As the user, you will need to decide how to comprimise between transient response and frequency selectivity. When processing organ samples, the author (who processes his samples at 48kHz) uses different FFT sizes for different organ stops. For loud stops with important speech characteristics (such as a diapason or loud flute on the 'great' division), small FFT sizes of around 4096 work well. For average loudness stops (such as swell flutes or reeds) with not so important transient characteristics (generally because they are inaudible anyway) a FFT size of 8192 works well. For VERY soft stops with very weak fundamentals (Vox Humanas, Swell Gambas, etc) where the initial transient is usually unnoticed, FFT sizes of 16384 were able to provide the resolution necessary for keeping the lower harmonics. Again, the FFT sizes just given were based on a 48kHz input sample rate. You will have to decide what works best for you based on what you hear. The table below relates frequency resolution to the Sample Rate and FFT Size:

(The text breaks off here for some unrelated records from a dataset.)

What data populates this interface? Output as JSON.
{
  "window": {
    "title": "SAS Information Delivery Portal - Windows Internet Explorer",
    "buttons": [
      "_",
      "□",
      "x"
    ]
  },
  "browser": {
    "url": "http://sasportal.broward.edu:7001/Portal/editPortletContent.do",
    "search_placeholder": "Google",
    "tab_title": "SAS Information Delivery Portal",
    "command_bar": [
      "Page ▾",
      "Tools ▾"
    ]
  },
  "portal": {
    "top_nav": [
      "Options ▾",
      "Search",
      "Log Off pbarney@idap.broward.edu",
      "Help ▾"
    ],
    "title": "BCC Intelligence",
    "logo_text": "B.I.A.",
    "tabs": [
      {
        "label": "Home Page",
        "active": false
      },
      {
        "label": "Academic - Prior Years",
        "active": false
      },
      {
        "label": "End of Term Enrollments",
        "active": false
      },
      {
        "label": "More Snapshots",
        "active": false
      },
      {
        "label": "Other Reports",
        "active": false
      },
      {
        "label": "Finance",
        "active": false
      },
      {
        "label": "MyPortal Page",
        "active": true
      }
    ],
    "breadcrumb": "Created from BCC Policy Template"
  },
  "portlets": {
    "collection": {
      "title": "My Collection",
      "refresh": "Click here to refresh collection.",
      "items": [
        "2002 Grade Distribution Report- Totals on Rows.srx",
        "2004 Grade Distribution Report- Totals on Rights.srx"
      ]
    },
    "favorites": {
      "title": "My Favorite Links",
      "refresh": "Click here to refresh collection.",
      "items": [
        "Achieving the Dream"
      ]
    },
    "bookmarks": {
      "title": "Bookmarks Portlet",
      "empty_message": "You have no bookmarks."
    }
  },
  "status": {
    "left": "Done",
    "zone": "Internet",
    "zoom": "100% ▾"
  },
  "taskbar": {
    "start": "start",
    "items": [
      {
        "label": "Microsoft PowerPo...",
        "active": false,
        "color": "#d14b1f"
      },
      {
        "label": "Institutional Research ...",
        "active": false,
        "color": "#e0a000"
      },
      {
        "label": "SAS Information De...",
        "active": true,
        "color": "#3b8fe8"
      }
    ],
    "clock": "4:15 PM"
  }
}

Sample Rate/FFT Size 4096 8192 16384 32768 65536
44100 5.383Hz 2.691Hz 1.346Hz 0.673Hz 0.336Hz
48000 5.859Hz 2.930Hz 1.465Hz 0.732Hz 0.366Hz
88200 10.77Hz 5.383Hz 2.692Hz 1.346Hz 0.673Hz
96000 11.72Hz 5.859Hz 2.930Hz 1.465Hz 0.732Hz
192000 23.44Hz 11.72Hz 5.859Hz 2.930Hz 1.465Hz

Values below 4Hz will result in very sensitive frequency selection. Values above 10Hz will result in very poor frequency selection and harmonic amplitudes are likely to be severly degraded depending on the windowing function. If you recorded at 44100 or 48000, an FFT size of 4096 should be your starting point. If it is not sensitive enough, try the next size. Repeat until a good quality output is found.

Experimentation and experience will result in good results. The above table serves as a very useful reference point. The author reccommends generating several noise templates at different FFT sizes, processing one or two samples using each template with the same reduction settings then listening to the differences. Let your ears decide which gives the best comprimise.